The residential shadow inventory, as of July, fell to 2.3 million units, representing a supply of six months, according to new data from Irvine, Calif.-based CoreLogic. This is a 10.2% drop from July 2011, when shadow inventory stood at 2.6 million units – which is approximately the same level the country was experiencing in March 2009.
CoreLogic adds that of the 2.3 million properties currently in the shadow inventory, 1 million units are seriously delinquent (2.9-months' supply), 900,000 are in some stage of foreclosure (2.5-months' supply) and 345,000 are already in REO (a one month supply). The dollar volume of shadow inventory was $382 billion as of July, down from $397 billion a year ago and $385 billion in June.
As of July, five states – Florida, California, Illinois, New York and New Jersey – made up 45% of all distressed properties in the country.

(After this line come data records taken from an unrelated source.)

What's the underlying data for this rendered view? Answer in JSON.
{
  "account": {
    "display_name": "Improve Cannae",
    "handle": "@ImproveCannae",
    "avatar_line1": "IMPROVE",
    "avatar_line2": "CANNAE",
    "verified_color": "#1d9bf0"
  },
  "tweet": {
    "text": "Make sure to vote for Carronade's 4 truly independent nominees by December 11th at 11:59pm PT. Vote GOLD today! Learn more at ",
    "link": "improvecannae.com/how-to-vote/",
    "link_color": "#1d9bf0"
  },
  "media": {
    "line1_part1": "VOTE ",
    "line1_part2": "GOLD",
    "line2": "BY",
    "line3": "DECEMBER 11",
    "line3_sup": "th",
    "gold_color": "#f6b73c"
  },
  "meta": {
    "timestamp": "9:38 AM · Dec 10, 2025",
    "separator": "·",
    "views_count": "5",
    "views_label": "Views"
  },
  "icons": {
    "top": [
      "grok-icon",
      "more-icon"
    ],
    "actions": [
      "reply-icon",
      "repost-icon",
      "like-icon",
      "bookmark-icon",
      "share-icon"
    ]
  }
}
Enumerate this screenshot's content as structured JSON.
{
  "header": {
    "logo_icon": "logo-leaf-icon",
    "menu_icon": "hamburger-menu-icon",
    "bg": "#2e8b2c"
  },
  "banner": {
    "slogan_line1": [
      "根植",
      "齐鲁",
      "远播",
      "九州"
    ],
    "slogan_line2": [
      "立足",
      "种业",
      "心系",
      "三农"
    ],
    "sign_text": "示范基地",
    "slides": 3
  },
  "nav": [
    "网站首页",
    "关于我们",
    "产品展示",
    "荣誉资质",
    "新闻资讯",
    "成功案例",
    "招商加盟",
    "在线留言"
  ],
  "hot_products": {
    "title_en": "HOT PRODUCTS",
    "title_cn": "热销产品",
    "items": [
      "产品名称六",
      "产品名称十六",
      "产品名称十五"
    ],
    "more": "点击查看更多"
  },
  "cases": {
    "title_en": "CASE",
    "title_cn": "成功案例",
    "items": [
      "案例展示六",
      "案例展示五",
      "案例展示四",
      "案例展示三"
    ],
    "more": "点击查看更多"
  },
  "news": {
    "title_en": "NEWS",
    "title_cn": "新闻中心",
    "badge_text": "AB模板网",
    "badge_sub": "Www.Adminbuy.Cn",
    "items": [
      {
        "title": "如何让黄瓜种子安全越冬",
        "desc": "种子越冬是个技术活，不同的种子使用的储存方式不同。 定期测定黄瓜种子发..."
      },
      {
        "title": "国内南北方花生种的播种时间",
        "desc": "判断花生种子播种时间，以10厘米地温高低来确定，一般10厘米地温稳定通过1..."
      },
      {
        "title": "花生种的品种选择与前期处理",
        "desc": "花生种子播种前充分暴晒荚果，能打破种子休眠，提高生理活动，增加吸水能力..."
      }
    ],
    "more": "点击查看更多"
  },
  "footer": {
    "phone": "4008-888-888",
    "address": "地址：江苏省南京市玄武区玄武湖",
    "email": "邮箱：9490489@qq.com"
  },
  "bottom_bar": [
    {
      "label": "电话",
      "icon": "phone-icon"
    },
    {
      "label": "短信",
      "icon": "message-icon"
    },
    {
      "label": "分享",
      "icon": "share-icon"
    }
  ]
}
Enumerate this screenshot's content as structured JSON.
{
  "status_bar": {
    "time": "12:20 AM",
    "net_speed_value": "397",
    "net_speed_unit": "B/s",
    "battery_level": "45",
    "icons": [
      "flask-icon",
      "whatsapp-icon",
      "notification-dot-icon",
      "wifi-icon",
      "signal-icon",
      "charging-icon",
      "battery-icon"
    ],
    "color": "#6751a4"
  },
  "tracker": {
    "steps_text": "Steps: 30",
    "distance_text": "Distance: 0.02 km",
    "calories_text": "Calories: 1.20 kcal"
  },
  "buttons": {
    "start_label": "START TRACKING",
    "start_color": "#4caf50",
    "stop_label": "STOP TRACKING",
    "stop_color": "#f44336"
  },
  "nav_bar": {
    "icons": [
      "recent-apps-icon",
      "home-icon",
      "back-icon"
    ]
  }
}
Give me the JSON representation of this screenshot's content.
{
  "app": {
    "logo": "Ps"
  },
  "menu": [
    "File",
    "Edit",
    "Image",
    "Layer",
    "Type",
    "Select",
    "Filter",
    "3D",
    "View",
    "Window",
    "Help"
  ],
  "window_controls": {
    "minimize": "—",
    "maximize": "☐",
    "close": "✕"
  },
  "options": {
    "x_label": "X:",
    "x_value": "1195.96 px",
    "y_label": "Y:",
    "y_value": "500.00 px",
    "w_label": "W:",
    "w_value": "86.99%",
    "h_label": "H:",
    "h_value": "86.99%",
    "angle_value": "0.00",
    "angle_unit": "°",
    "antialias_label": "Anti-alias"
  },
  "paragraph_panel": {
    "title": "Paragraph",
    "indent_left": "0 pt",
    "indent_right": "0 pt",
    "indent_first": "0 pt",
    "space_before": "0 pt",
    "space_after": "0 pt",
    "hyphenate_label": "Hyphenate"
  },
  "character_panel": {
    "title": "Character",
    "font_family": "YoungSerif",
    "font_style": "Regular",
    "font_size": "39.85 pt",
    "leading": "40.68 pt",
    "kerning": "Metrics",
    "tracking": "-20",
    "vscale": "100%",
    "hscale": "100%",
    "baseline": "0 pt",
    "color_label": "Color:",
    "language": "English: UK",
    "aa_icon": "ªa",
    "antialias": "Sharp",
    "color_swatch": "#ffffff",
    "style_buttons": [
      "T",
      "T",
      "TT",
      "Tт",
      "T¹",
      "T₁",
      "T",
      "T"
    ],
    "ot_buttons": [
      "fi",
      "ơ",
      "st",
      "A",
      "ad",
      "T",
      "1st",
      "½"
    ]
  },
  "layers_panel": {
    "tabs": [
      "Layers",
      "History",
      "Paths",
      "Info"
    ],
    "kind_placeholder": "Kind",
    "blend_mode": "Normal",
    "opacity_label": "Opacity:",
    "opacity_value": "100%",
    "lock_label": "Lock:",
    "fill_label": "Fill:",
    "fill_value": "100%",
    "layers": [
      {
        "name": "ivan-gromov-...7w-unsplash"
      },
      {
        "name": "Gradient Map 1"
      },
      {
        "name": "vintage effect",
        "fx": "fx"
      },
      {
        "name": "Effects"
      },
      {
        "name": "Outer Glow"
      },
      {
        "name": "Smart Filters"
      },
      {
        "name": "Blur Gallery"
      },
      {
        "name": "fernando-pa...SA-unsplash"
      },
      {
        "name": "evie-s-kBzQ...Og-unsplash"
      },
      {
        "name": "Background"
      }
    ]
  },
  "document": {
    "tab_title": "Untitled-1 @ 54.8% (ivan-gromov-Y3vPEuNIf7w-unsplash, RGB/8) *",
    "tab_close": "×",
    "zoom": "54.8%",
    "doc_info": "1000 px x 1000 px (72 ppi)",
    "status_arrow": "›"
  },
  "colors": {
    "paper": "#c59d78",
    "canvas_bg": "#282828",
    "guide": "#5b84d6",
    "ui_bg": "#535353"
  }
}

‘The decline in shadow inventory has recently moderated, reflecting the lower outflow of distressed sales over the past year,’ says Mark Fleming, chief economist for CoreLogic. ‘While a lower outflow of distressed sales helps alleviate downward home price pressure, long foreclosure timelines in some parts of the country causes these pools of shadow inventory to remain in limbo for an extended period of time.’